(Stored dataset items)
* * * * * * *

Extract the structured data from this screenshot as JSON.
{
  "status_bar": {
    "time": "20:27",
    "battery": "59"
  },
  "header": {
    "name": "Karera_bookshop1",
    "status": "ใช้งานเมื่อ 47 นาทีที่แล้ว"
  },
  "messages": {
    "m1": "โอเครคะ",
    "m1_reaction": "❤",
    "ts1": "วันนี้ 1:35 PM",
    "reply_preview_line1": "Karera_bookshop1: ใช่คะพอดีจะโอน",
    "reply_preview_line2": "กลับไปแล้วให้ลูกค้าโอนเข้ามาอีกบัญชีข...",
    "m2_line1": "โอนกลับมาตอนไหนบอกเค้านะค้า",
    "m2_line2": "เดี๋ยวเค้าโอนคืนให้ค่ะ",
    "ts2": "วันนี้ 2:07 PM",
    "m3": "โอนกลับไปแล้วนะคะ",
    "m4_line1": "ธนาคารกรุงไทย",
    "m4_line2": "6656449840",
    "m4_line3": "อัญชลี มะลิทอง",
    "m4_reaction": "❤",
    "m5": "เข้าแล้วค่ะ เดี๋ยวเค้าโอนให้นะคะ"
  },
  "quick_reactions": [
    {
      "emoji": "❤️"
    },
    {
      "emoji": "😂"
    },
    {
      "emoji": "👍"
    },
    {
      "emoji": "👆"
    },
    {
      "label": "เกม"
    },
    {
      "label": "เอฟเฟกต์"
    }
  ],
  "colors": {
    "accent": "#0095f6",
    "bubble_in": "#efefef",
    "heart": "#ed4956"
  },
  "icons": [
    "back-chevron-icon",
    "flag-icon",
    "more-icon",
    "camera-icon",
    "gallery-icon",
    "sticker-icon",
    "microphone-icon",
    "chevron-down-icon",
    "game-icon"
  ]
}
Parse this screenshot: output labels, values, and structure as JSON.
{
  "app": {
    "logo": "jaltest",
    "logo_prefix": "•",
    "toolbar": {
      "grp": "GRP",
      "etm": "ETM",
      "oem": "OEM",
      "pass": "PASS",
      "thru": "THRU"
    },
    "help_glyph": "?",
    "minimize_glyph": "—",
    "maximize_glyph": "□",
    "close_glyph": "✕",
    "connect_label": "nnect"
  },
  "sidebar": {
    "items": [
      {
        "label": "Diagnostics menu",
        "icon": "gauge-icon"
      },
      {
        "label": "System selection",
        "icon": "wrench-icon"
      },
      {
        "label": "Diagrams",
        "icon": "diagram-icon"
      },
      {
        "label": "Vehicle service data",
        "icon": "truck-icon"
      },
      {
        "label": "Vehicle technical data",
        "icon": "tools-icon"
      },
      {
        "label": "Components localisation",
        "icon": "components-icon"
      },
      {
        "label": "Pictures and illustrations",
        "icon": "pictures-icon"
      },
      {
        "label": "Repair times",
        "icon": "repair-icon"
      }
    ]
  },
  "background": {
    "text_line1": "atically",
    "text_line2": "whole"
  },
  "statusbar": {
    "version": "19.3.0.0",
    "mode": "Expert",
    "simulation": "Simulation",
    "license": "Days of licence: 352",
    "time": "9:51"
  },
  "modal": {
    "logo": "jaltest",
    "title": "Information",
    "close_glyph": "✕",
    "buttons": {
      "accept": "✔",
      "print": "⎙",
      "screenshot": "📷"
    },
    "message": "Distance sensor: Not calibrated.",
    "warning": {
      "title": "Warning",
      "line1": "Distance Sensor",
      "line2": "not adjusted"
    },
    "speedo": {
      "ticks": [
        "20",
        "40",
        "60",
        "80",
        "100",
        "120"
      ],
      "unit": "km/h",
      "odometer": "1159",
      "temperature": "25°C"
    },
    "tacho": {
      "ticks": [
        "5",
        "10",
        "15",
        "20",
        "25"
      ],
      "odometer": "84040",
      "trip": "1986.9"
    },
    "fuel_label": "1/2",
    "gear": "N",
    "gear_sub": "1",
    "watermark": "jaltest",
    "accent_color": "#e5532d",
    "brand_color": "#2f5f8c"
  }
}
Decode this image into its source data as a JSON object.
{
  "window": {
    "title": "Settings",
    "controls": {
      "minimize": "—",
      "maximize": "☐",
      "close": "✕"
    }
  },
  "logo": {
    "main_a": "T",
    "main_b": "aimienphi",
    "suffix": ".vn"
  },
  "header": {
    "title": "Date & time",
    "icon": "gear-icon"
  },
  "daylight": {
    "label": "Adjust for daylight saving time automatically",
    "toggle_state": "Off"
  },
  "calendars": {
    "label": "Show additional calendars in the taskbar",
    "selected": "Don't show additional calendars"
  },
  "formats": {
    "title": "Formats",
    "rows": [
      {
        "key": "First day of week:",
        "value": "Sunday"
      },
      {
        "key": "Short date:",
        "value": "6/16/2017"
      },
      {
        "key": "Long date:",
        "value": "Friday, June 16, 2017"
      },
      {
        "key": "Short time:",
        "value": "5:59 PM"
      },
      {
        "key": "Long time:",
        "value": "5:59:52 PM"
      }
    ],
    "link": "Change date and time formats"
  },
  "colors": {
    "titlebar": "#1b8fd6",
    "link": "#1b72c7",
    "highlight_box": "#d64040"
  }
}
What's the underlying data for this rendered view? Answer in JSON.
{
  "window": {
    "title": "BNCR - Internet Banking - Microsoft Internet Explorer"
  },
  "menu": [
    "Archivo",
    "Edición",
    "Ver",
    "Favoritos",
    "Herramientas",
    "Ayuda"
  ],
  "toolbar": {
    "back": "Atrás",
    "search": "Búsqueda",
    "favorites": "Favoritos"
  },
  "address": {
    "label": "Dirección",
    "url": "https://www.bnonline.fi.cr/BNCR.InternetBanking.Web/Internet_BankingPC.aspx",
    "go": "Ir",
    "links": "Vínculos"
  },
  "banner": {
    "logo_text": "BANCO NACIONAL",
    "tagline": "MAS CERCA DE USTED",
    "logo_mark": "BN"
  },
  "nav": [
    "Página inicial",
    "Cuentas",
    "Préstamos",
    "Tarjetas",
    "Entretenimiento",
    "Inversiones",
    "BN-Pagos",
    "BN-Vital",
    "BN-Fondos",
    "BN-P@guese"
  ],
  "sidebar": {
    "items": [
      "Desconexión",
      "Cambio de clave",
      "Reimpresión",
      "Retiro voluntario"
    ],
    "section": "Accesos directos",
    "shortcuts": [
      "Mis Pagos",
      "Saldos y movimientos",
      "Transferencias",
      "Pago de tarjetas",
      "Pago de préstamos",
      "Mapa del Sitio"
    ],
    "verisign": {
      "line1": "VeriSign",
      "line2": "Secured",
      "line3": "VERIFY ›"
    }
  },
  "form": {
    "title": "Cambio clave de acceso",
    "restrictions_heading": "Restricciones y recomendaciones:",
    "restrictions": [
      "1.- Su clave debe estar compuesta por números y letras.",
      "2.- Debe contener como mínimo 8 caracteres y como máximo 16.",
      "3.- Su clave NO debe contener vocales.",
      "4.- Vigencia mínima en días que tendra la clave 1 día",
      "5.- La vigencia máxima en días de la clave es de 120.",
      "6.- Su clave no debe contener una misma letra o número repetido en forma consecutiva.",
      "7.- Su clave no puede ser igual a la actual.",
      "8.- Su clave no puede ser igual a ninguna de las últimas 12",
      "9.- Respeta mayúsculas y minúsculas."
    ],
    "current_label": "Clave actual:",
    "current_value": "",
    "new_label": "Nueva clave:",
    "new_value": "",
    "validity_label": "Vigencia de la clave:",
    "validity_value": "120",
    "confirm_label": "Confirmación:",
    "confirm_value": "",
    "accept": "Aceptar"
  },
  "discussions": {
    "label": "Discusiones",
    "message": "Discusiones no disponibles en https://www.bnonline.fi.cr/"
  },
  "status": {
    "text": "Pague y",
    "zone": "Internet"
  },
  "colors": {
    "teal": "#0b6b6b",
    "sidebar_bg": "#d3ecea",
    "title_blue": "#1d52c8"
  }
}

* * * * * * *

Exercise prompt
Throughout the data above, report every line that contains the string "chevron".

Answer area
    "back-chevron-icon",
    "chevron-down-icon",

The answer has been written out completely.